Pureed foods are easy to swallow. Almost any food can be pureed with the right ingredients and equipment. This pamphlet explains how to puree, including what liquids to add, how much food and liquid to mix together, helpful hints to make pureed meals, and ways to add calories and protein. What to do if constipation becomes a problem is also discussed. Recipes are included.
Some people have problems swallowing thin liquids. This means that some liquids may go into their airway instead of their stomach. This is called aspiration. Aspiration is the word used when food or drink goes ‘down the wrong way’. Sometimes aspiration can increase the chance of getting pneumonia (lung infection). It can also be very unpleasant and cause coughing. It may be hard to drink enough thick liquids to stay hydrated. To make sure you get enough liquids, you may be able to drink water b…
This pamphlet describes how to take your blood pressure at home. Topics include: advantages of monitoring your blood pressure at home, things to consider when buying a blood pressure monitor, how to measure, ideal blood pressure numbers at home, as well as a diagram showing the right way to take your blood pressure. The French version of this pamphlet 2197, "Surveiller la tension artérielle à la maison," is also available.
All fruits and vegetables have potassium. This pamphlet provides a list of foods that are high in potassium. If you have high blood potassium levels, you should avoid these foods. If you have low blood potassium levels, you should choose more of these foods daily. The French version of this pamphlet 2181, "Aliments riches en potassium," is also available.
Our bodies need fluid to work properly. The kidneys, liver, and heart work to keep fluids in balance. Sometimes, fluid builds up in our bodies. You may not notice when this happens. When the kidneys are not working properly, fluid intake must be limited to keep fluid from building up in your body. Signs that you are taking too much fluid are listed. Tips for managing fluid intake through your diet are provided.
Gastroparesis means stomach paralysis. This means the stomach is slow to empty. The guidelines in this pamphlet may help you to lower your symptoms and keep up good nutrition. A list of suggested food choices and foods to avoid is provided.
Magnesium is a mineral found in your body. Your body needs magnesium to keep bones, muscles, nervous system and immune system healthy. Magnesium can also help keep your blood sugar and blood pressure under control. How much magnesium needed each day is provided along with a list of foods high in this mineral.

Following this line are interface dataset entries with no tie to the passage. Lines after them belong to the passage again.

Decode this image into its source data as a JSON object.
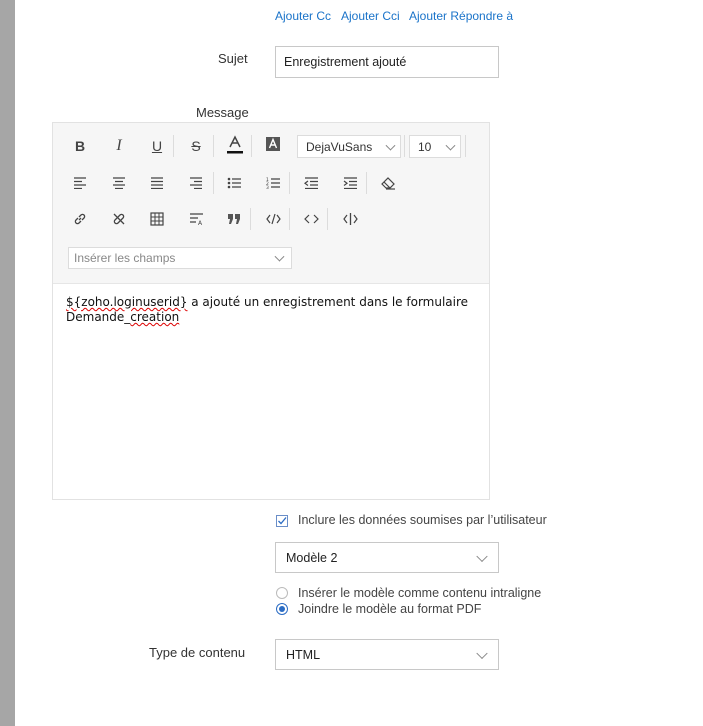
{
  "header_links": [
    "Ajouter Cc",
    "Ajouter Cci",
    "Ajouter Répondre à"
  ],
  "subject": {
    "label": "Sujet",
    "value": "Enregistrement ajouté"
  },
  "message": {
    "label": "Message",
    "font_family": "DejaVuSans",
    "font_size": "10",
    "insert_fields_placeholder": "Insérer les champs",
    "body_line1_token": "${zoho.loginuserid}",
    "body_line1_rest": " a ajouté un enregistrement dans le formulaire",
    "body_line2_prefix": "Demande",
    "body_line2_underscore": "_",
    "body_line2_word": "creation"
  },
  "include_submitted": {
    "label": "Inclure les données soumises par l’utilisateur",
    "checked": true
  },
  "template": {
    "value": "Modèle 2"
  },
  "template_mode": {
    "options": [
      "Insérer le modèle comme contenu intraligne",
      "Joindre le modèle au format PDF"
    ],
    "selected": 1
  },
  "content_type": {
    "label": "Type de contenu",
    "value": "HTML"
  },
  "colors": {
    "link": "#1a73c9",
    "accent": "#2b6cc4",
    "strip": "#a6a6a6"
  },
  "toolbar_icons": [
    "bold-icon",
    "italic-icon",
    "underline-icon",
    "strikethrough-icon",
    "text-color-icon",
    "background-color-icon",
    "align-left-icon",
    "align-center-icon",
    "align-justify-icon",
    "align-right-icon",
    "bulleted-list-icon",
    "numbered-list-icon",
    "decrease-indent-icon",
    "increase-indent-icon",
    "clear-format-icon",
    "link-icon",
    "unlink-icon",
    "table-icon",
    "line-height-icon",
    "quote-icon",
    "code-icon",
    "source-code-icon",
    "embed-icon"
  ]
}
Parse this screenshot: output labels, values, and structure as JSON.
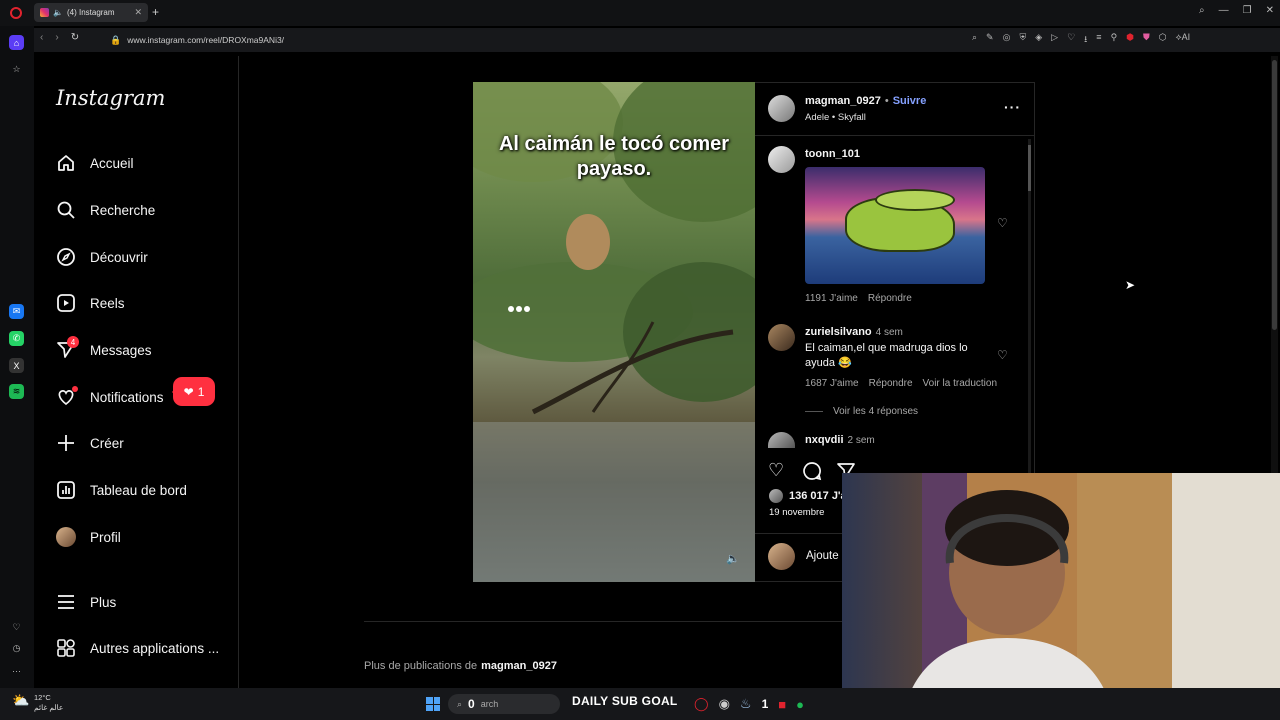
{
  "browser": {
    "tab_title": "(4) Instagram",
    "url": "www.instagram.com/reel/DROXma9ANi3/"
  },
  "nav": {
    "logo": "Instagram",
    "items": [
      {
        "label": "Accueil",
        "icon": "home-icon"
      },
      {
        "label": "Recherche",
        "icon": "search-icon"
      },
      {
        "label": "Découvrir",
        "icon": "compass-icon"
      },
      {
        "label": "Reels",
        "icon": "reels-icon"
      },
      {
        "label": "Messages",
        "icon": "messenger-icon",
        "badge": "4"
      },
      {
        "label": "Notifications",
        "icon": "heart-icon"
      },
      {
        "label": "Créer",
        "icon": "plus-icon"
      },
      {
        "label": "Tableau de bord",
        "icon": "dashboard-icon"
      },
      {
        "label": "Profil",
        "icon": "avatar"
      },
      {
        "label": "Plus",
        "icon": "menu-icon"
      },
      {
        "label": "Autres applications ...",
        "icon": "apps-icon"
      }
    ],
    "notif_count": "1"
  },
  "reel": {
    "caption": "Al caimán le tocó comer payaso."
  },
  "post": {
    "username": "magman_0927",
    "follow": "Suivre",
    "audio": "Adele • Skyfall",
    "comments": [
      {
        "user": "toonn_101",
        "likes": "1191 J'aime",
        "reply": "Répondre"
      },
      {
        "user": "zurielsilvano",
        "time": "4 sem",
        "text": "El caiman,el que madruga dios lo ayuda 😂",
        "likes": "1687 J'aime",
        "reply": "Répondre",
        "translate": "Voir la traduction",
        "replies": "Voir les 4 réponses"
      },
      {
        "user": "nxqvdii",
        "time": "2 sem"
      }
    ],
    "likes_count": "136 017 J'a",
    "date": "19 novembre",
    "add_comment": "Ajoute"
  },
  "more_posts": {
    "prefix": "Plus de publications de",
    "user": "magman_0927"
  },
  "taskbar": {
    "weather_temp": "12°C",
    "weather_text": "عالم غائم",
    "search_count": "0",
    "search_placeholder": "arch",
    "sub_goal": "DAILY SUB GOAL",
    "steam_count": "1"
  }
}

This pamphlet will help you and your family learn more about cornea donation. Palliative care patients may be able to donate their corneas. Some myths and facts about cornea donation are provided, as well as the reasons why some people may not be able to donate. Common fears and misunderstandings, what to do if you decide to change your mind, and information given to your family about your donation are outlined. Testimonials from recipients are provided. The French version of this pamphlet, 219…

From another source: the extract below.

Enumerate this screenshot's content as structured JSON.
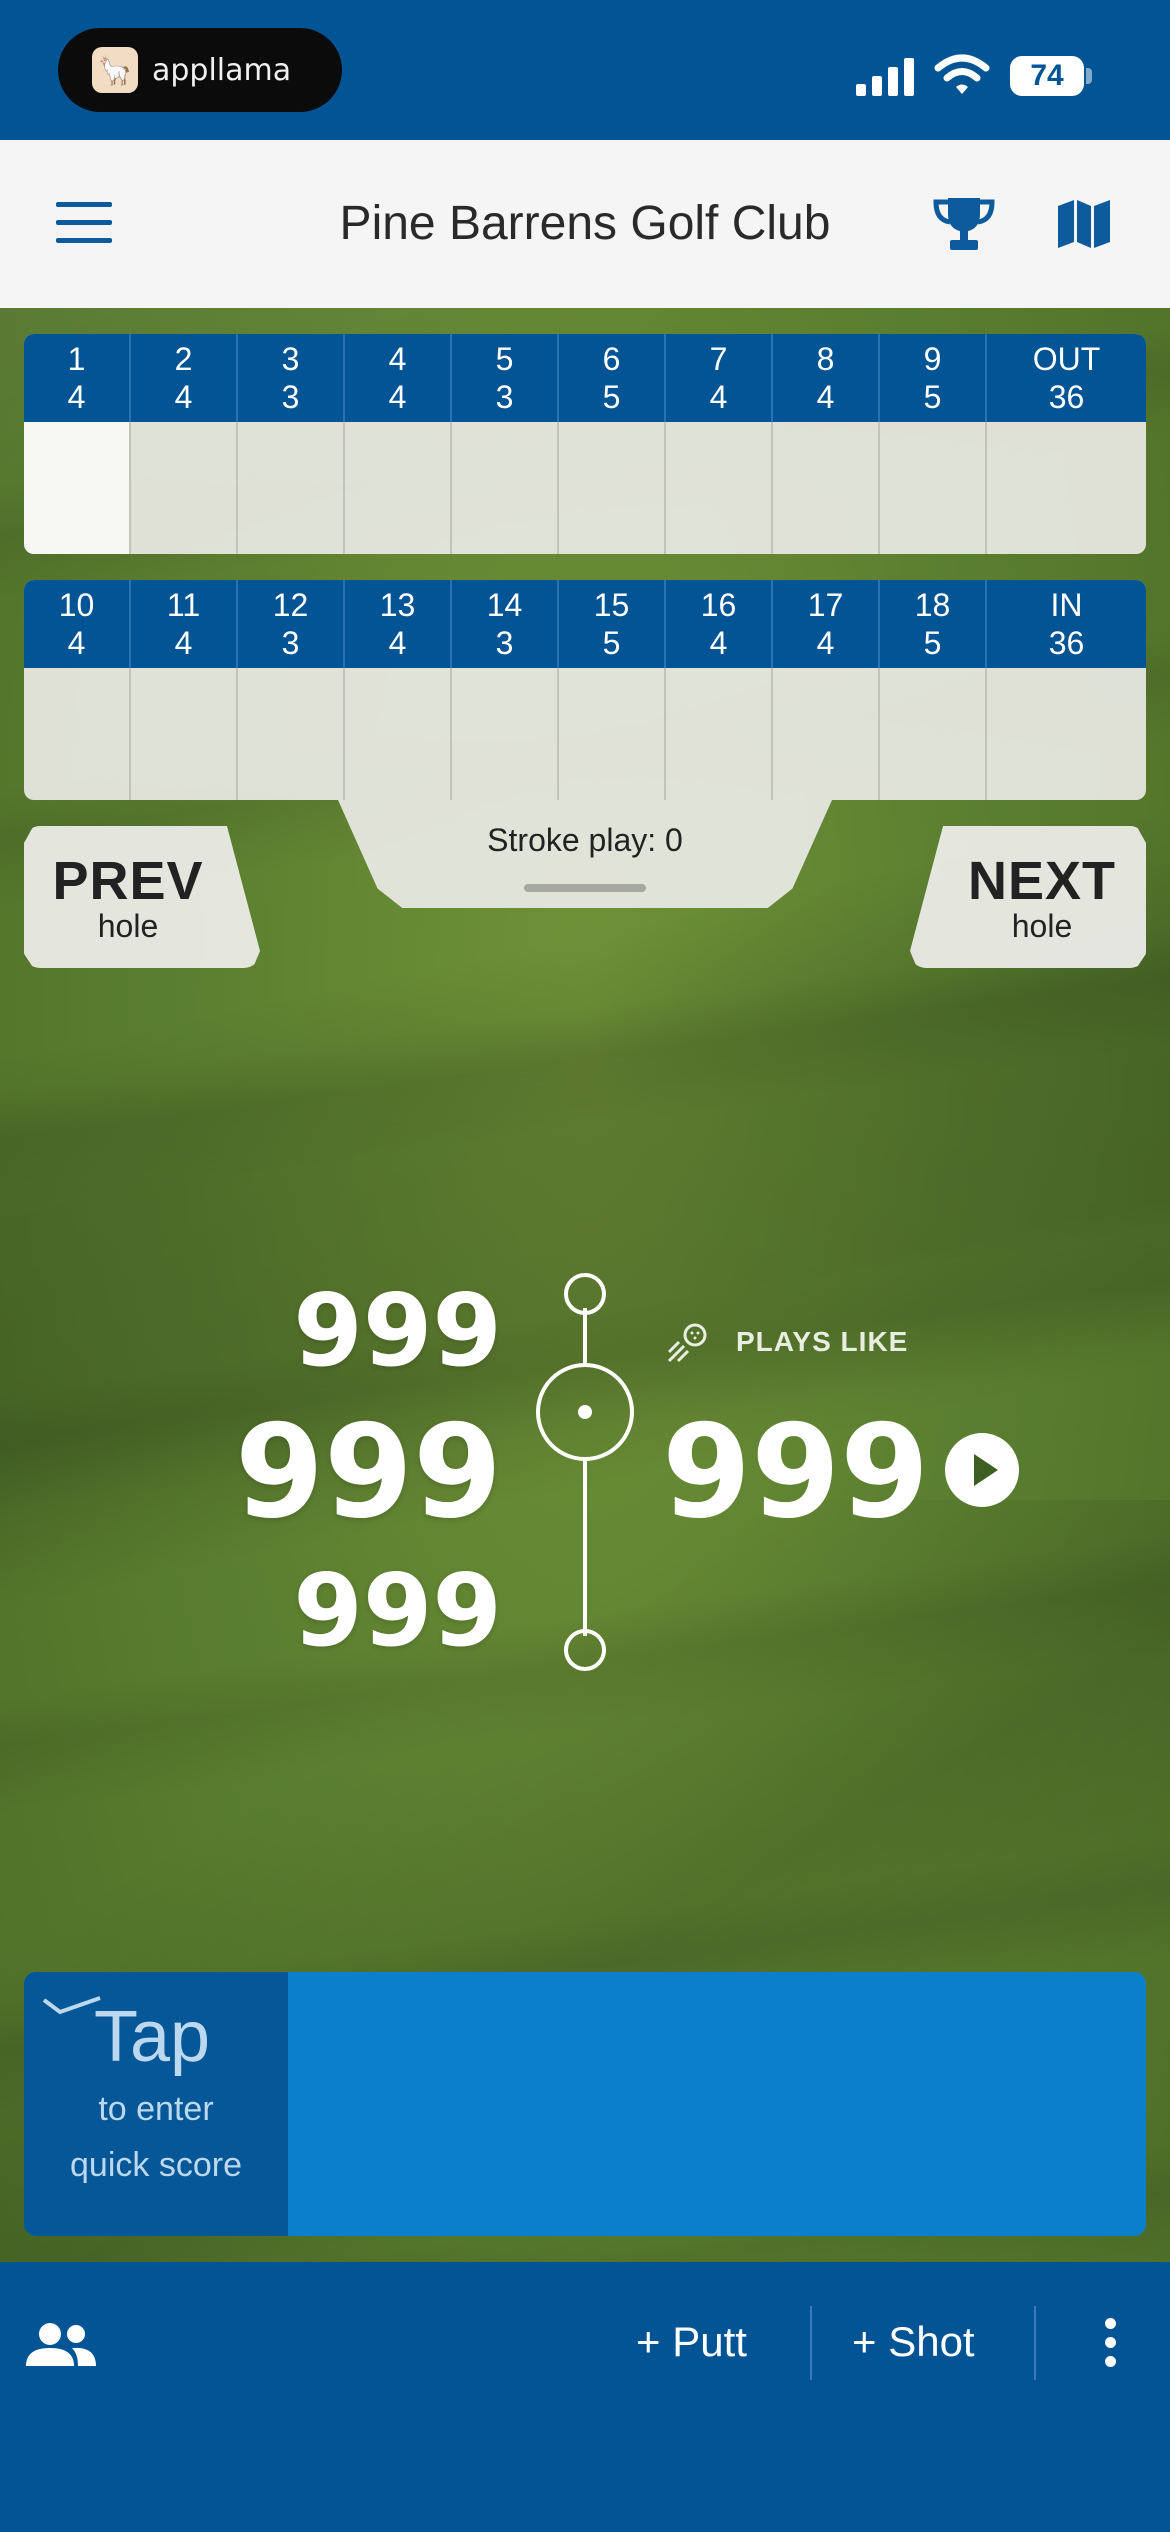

This pamphlet describes how to get ready for a colonoscopy if you have chronic kidney disease. Steps to prepare solutions on the day before your colonoscopy are listed. The day before your procedure and on the day of the test you should drink only clear liquids, and a suggested list is included. Remember not to eat any food or drink milk, or other liquids that are not clear, on the day before your colonoscopy or on the day of the test.

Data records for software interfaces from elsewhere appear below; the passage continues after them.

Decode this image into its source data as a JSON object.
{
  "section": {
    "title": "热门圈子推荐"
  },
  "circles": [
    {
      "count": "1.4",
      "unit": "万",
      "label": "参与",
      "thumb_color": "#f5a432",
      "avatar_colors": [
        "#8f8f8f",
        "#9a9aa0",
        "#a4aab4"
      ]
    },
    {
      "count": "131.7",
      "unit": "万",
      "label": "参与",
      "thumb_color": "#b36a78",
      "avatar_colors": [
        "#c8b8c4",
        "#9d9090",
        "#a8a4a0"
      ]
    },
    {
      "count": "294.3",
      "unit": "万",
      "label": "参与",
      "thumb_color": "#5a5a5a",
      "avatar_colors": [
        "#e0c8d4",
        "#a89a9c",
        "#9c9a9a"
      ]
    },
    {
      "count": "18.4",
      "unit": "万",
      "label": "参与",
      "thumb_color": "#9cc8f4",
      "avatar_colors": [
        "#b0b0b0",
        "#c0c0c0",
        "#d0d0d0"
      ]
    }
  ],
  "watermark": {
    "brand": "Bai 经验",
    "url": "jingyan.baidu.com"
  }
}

Erythropoiesis-stimulating agents (ESAs) are a group of medicines that help take the place of a hormone called erythropoietin (EPO). People with chronic kidney disease (CKD) may not have enough EPO coming from their kidneys to tell their body to make more red blood cells. This can cause their red blood cell count to drop and anemia (not enough red blood cells or hemoglobin in the blood) to develop. How to take and store this medicine and possible side effects to watch for are reviewed.